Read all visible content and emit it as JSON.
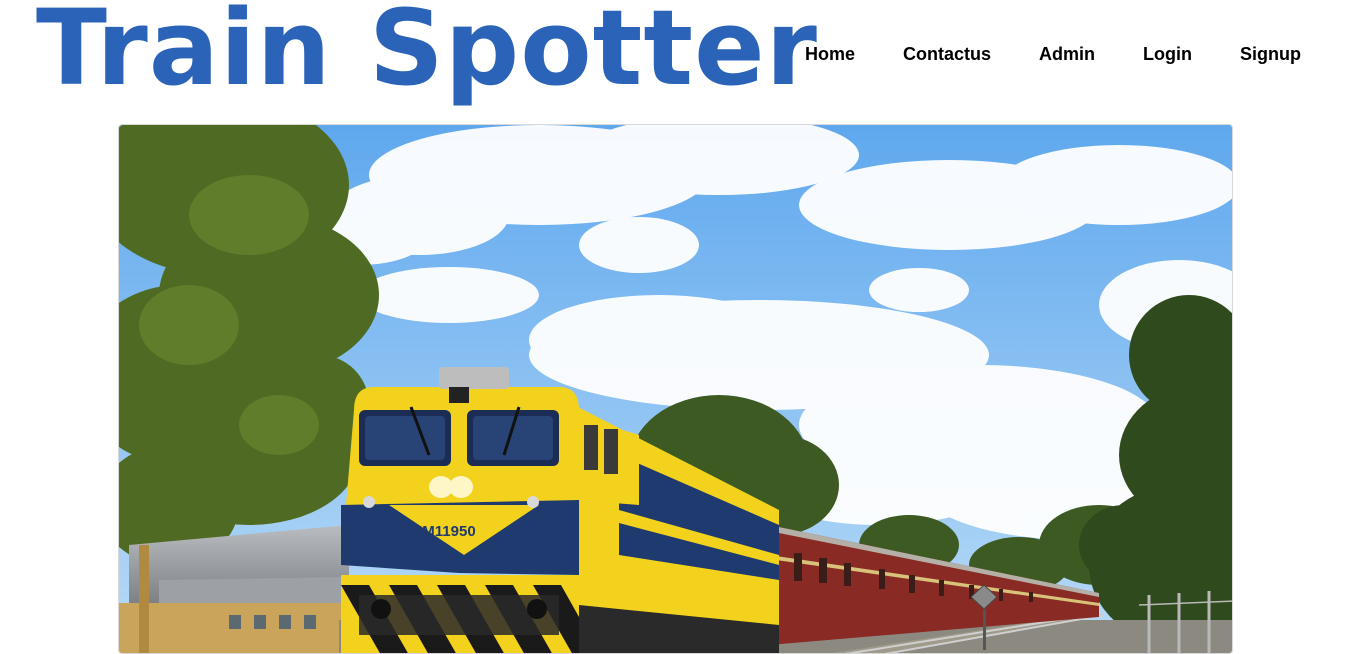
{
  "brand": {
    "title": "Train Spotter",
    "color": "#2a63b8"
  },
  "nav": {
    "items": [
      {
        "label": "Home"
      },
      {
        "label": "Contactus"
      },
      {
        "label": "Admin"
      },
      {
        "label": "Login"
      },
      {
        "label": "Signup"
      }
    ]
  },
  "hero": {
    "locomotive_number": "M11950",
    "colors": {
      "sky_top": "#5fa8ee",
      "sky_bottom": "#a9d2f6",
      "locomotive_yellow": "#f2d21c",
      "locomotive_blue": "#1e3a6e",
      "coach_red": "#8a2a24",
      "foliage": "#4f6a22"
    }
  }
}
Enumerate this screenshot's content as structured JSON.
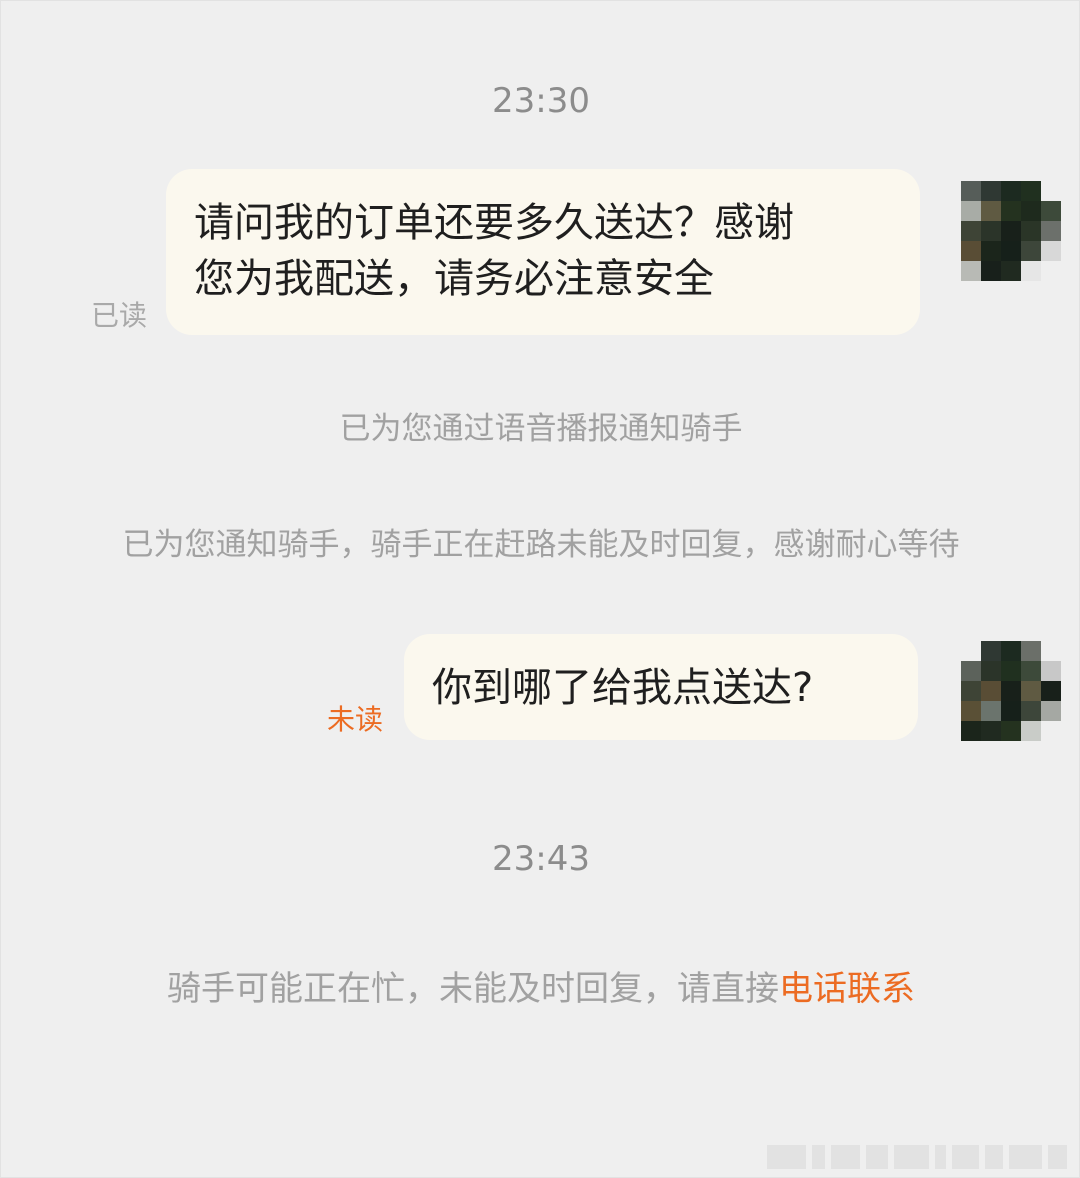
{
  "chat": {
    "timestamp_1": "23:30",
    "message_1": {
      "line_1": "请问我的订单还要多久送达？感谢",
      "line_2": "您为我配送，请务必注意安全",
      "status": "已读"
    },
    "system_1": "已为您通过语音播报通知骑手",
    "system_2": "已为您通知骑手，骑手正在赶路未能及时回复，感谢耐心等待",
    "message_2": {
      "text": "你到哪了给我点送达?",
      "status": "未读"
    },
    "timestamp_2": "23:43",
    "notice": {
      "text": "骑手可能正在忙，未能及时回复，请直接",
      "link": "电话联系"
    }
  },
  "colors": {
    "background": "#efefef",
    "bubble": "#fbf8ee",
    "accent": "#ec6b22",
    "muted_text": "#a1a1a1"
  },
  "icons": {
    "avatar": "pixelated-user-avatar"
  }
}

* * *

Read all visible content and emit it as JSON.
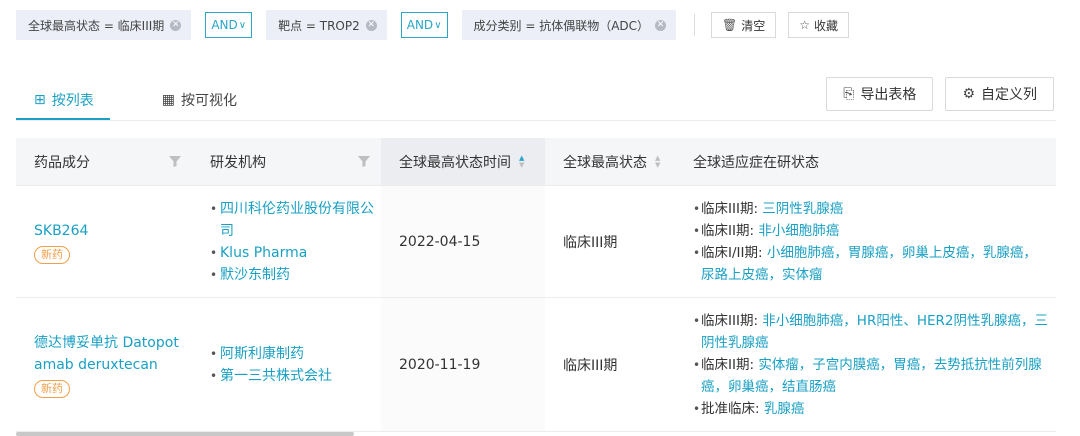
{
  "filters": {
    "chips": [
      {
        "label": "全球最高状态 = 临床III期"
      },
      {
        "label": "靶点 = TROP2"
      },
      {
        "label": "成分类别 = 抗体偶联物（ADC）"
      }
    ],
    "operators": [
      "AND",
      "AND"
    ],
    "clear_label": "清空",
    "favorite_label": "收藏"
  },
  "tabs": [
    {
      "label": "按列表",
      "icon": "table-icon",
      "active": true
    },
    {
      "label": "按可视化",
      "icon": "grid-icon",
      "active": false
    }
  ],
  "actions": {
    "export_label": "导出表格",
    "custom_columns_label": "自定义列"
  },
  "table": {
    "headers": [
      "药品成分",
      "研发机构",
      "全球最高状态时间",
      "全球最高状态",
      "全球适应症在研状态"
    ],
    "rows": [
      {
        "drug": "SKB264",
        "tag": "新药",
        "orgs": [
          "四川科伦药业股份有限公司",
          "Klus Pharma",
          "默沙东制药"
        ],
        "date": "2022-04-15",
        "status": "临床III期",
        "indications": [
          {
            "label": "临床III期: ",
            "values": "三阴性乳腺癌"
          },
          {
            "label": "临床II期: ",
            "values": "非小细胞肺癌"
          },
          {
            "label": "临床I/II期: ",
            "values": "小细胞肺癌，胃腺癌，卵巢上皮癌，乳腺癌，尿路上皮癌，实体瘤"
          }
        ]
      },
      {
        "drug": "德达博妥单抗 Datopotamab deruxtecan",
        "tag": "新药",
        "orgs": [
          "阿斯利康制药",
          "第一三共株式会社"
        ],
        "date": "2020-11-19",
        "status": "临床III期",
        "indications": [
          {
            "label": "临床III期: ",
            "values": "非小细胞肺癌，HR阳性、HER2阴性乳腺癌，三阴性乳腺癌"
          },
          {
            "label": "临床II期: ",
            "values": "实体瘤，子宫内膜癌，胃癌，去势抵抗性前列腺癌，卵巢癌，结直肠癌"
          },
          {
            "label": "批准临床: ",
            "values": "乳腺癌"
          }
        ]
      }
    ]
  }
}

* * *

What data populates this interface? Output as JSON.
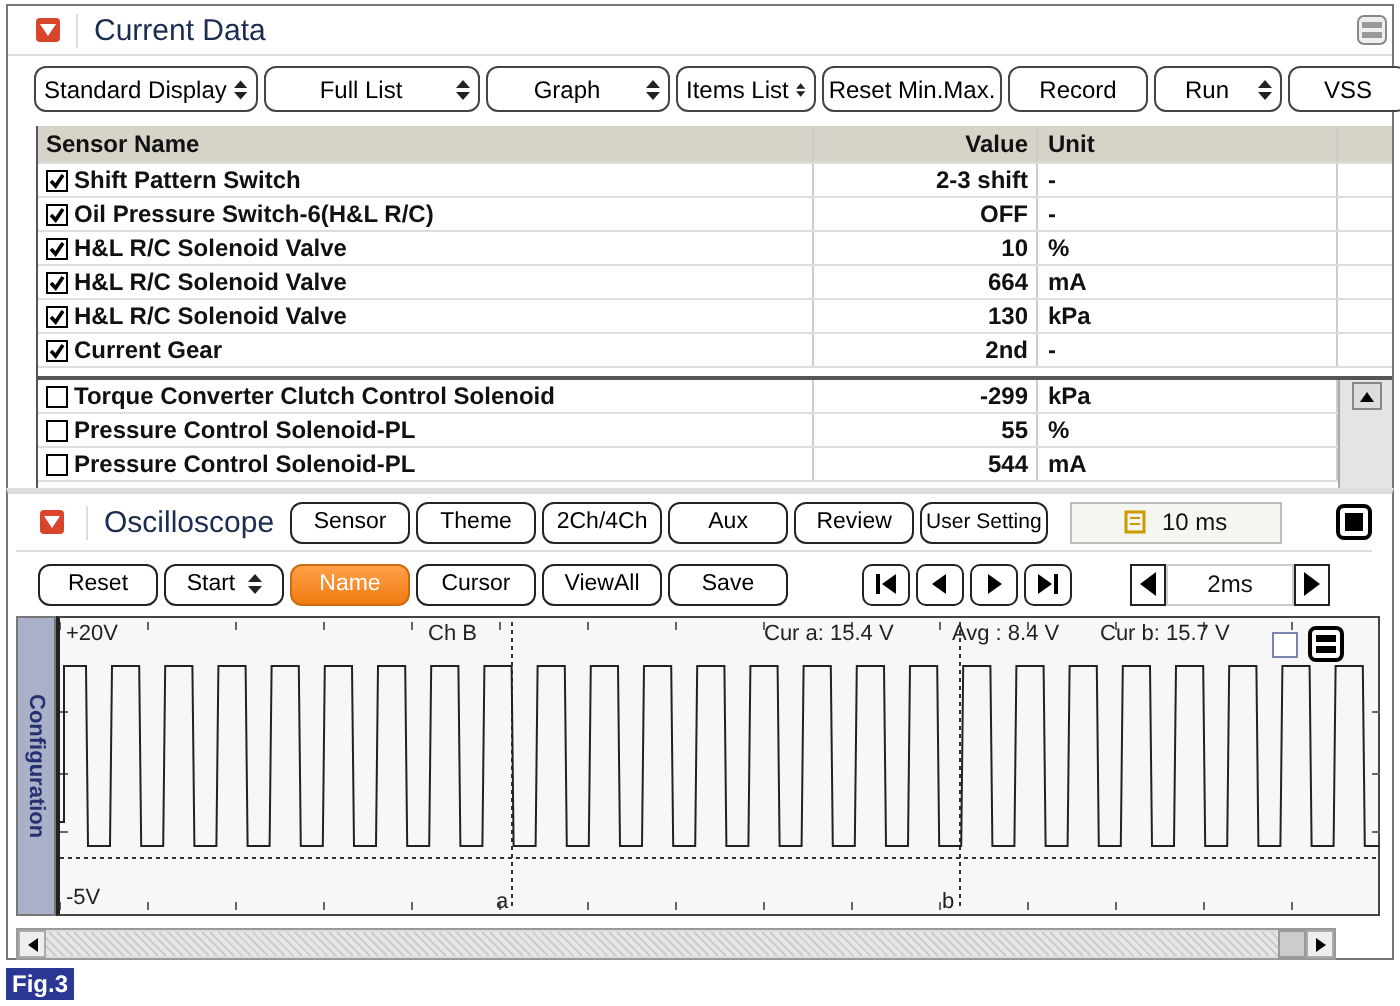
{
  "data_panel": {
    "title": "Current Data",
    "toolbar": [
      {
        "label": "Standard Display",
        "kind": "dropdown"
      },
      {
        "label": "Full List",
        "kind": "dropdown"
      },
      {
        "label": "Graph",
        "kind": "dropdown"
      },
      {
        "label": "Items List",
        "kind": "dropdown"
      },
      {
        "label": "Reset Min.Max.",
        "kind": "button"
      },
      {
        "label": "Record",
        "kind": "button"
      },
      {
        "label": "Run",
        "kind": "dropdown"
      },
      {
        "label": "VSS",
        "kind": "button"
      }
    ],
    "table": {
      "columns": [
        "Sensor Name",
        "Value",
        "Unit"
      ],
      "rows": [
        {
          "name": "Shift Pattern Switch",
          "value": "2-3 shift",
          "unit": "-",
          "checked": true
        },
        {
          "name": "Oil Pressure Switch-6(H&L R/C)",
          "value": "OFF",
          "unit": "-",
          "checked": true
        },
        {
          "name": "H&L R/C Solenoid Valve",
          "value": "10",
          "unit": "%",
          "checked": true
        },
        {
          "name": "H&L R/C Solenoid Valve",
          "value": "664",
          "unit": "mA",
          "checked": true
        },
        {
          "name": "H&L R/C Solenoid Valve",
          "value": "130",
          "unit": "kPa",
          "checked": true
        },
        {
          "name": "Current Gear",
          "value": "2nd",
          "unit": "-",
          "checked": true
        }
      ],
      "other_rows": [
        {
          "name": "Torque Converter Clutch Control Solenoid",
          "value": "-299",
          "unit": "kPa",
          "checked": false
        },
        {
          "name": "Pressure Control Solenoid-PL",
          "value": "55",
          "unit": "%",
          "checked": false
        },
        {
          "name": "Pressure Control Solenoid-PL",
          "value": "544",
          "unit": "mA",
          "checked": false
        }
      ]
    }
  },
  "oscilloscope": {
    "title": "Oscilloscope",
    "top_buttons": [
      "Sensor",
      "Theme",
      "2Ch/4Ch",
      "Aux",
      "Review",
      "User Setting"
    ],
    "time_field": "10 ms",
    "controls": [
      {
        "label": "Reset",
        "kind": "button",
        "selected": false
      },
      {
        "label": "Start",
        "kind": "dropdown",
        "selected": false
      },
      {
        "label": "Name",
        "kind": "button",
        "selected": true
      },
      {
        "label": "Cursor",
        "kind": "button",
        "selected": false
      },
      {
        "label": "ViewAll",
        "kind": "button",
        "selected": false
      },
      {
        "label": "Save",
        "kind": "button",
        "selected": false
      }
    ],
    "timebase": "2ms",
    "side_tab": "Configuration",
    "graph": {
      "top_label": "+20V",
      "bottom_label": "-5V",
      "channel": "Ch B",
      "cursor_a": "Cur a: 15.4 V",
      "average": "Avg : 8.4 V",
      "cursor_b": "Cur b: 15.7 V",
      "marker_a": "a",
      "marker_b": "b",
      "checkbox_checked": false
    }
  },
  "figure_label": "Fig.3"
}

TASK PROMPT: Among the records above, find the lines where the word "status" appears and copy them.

EXPECTED ANSWER:
      "status": "已读"
      "status": "未读"
        "status": "临床III期",
        "status": "临床III期",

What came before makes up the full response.